Pictured above: The skeleton of the would-be Jimmy John’s on Tuesday, Jan. 8, 2018. Construction began at the site at 3751 S. Lindbergh Blvd. over a year ago but little progress has been made since. Photo by Erin Achenbach.
By Gloria Lloyd
Online update: The Board of Aldermen granted an extension Tuesday to Jimmy John’s owner Steve Saladin, with some caveats. Stay tuned for an updated article and for updates in the Call’s print edition.
Sunset Hills may pay to demolish the partially built structure at the much-disputed site of a proposed new Jimmy John’s, then add a tax lien to the property.
That was the proposal on the agenda for the Board of Aldermen meeting Tuesday — after the Call went to press.
Construction has stalled on the Jimmy John’s since some point in 2017, and the city declared the property a nuisance this fall. City Administrator Eric Sterman is recommending that the city take bids and hire a contractor to demolish the steel structure of the under-construction building at 3751 S. Lindbergh Blvd., at an estimated cost of $25,000 to $30,000 that would be placed as a tax lien on the property.
But if owner Steve Saladin can show a firm development plan for the site, the city could grant him an extension before demolition, Sterman noted.
The building was set to be the city’s new Jimmy John’s — with a much-disputed drive-thru — after a long city approval process. For nearly a year, Saladin went back and forth with city officials as the Planning and Zoning Commission repeatedly recommended approval of his plan, but aldermen denied it amid an outcry from neighbors on Maret Drive.

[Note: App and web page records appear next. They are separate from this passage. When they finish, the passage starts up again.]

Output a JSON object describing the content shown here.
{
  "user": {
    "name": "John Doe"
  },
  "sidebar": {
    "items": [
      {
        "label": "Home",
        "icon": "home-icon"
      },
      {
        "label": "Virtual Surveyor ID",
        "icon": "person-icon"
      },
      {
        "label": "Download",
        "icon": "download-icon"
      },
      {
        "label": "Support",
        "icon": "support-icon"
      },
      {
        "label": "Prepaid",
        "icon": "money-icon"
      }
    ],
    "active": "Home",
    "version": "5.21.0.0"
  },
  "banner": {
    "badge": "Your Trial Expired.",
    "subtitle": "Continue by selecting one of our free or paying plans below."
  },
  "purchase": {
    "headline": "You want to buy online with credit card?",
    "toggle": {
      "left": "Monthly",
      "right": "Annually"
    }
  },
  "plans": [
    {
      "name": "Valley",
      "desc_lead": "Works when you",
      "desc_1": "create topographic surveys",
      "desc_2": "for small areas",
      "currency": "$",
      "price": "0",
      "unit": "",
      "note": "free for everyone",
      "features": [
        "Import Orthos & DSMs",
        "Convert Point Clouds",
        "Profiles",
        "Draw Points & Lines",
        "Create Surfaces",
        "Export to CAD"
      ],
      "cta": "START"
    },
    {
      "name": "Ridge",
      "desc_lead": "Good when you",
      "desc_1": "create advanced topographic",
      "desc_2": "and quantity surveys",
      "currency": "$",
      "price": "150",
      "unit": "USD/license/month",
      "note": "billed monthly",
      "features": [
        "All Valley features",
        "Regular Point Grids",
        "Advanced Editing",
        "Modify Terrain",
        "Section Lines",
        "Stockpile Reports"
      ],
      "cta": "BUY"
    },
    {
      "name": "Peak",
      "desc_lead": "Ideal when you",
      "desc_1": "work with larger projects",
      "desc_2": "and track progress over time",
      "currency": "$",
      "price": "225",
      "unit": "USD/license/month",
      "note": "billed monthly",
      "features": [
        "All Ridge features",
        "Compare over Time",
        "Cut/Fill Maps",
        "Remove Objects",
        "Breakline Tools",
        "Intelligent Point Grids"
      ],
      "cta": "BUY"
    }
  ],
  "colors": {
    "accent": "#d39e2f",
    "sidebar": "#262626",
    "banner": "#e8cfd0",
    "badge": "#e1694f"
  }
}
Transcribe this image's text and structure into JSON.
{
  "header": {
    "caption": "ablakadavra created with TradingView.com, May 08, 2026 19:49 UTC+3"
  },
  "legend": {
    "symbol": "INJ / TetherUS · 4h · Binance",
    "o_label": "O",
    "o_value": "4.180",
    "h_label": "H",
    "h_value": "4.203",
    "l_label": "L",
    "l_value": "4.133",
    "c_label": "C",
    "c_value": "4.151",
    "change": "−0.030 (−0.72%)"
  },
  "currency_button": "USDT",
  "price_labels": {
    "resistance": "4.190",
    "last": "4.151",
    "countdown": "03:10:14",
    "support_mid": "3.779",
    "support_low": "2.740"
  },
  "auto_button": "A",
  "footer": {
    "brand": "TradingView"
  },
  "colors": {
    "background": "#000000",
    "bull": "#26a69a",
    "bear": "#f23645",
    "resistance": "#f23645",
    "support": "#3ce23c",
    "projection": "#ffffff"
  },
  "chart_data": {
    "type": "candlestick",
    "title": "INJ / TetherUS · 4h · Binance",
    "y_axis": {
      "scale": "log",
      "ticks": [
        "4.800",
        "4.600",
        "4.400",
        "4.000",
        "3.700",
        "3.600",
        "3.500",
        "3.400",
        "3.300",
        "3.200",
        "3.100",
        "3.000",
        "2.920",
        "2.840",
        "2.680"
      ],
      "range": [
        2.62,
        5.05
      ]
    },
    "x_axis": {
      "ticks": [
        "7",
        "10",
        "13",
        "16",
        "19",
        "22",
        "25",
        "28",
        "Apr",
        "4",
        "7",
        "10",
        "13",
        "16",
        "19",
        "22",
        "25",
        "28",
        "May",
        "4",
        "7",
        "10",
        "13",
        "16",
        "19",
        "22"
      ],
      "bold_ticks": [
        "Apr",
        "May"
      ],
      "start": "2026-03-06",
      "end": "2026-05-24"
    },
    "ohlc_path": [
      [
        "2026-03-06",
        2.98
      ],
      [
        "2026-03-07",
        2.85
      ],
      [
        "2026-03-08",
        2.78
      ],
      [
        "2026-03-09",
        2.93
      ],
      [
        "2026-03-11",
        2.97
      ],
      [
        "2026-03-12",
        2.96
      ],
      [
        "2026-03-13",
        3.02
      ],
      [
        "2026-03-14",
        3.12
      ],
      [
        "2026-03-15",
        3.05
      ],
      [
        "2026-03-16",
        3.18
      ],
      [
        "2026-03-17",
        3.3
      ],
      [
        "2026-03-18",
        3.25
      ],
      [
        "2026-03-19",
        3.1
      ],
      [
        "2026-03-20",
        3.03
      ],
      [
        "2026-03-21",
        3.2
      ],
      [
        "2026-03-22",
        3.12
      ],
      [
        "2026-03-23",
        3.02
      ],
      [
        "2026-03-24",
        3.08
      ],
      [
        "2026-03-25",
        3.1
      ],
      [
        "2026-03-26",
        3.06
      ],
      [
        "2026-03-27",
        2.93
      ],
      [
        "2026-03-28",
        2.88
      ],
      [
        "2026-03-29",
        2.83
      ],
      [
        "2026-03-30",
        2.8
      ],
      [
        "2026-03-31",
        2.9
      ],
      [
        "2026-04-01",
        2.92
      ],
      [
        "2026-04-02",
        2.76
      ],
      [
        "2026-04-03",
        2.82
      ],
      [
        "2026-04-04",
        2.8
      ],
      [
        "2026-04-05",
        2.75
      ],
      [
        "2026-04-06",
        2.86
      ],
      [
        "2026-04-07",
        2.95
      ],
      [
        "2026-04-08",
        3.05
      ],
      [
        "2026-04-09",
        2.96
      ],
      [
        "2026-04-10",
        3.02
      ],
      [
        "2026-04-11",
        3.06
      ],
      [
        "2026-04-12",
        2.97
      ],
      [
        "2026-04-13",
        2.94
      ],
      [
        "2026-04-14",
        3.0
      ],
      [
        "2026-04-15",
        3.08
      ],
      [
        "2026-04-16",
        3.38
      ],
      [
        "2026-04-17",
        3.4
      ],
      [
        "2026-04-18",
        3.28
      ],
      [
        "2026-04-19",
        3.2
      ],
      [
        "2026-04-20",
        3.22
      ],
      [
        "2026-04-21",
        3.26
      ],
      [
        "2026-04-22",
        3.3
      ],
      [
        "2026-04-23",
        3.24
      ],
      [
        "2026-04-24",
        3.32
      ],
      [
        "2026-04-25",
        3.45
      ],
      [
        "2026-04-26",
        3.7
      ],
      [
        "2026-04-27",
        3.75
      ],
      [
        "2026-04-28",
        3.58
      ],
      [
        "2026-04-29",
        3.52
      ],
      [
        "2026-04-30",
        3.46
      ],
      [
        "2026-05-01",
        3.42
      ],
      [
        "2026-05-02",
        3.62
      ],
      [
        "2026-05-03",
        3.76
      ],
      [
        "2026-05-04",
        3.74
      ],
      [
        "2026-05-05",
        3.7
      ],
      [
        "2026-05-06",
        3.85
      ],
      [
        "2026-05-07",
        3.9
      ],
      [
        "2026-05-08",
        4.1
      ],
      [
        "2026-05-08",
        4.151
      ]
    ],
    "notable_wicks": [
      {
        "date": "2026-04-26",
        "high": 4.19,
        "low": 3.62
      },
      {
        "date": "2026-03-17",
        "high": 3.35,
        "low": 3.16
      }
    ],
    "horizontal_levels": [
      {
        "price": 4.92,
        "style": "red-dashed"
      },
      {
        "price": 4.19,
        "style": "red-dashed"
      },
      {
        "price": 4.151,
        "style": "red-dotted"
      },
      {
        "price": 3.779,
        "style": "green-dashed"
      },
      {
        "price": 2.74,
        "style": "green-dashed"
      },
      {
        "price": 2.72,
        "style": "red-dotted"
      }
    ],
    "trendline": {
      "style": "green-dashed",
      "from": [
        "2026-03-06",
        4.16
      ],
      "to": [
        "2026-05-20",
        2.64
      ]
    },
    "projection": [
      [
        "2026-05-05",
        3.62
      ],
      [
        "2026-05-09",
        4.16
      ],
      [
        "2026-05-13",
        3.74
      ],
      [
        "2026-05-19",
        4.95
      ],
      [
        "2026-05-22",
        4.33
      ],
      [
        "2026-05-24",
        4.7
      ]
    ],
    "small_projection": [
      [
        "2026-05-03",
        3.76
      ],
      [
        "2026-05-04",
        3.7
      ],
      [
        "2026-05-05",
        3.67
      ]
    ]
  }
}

The last city officials heard in a board meeting from Saladin, he said in 2017 that he planned to sell the site, splitting a line down the middle after he finished the building and parking lot. The city granted him an amended conditional-use permit, or CUP, in March 2018.
But he never finished the building, and with construction stalled since 2017, the city began pursuing him last summer to finish the project or demolish the steel structure.
Saladin bought the property outright rather than buying it with a contingency based on whether he got zoning approval. At one point during a city meeting, he mentioned that he had spent a large amount of money on attorneys to try to get the zoning for the site.
“He paid way too much for the parcel of property, and now he’s having financial problems,” Mayor Pat Fribis told the Crestwood-Sunset Hills Kiwanis in September. “We had a hearing just last week with him and we’ve cited him on many items, he’s admitted he’s guilty to all of them. And he has 30 days to clean up the trash pile of asphalt there, to level it, not the steel structure but all the debris on the property. And he has 90 days after that to move forward or the city will take down the steel structure, file a lien against the property and then we’ll have to put it up for sale.
“Something’s going on, and that’s very unfortunate.”
After the city received “numerous complaints” about the site, city inspectors found several municipal code violations.
When Saladin didn’t fix them, the city held a nuisance property hearing Sept. 5, at which Saladin didn’t dispute the city’s claims, according to a memo from Sterman to aldermen.
Saladin said at the hearing that he would clean up the site and bring it up to code, which he did after the hearing.
The city declared the property a nuisance in the meantime.
But Saladin didn’t meet another 90-day deadline to take down the steel structure or make it safe.
That deadline came and went Dec. 18.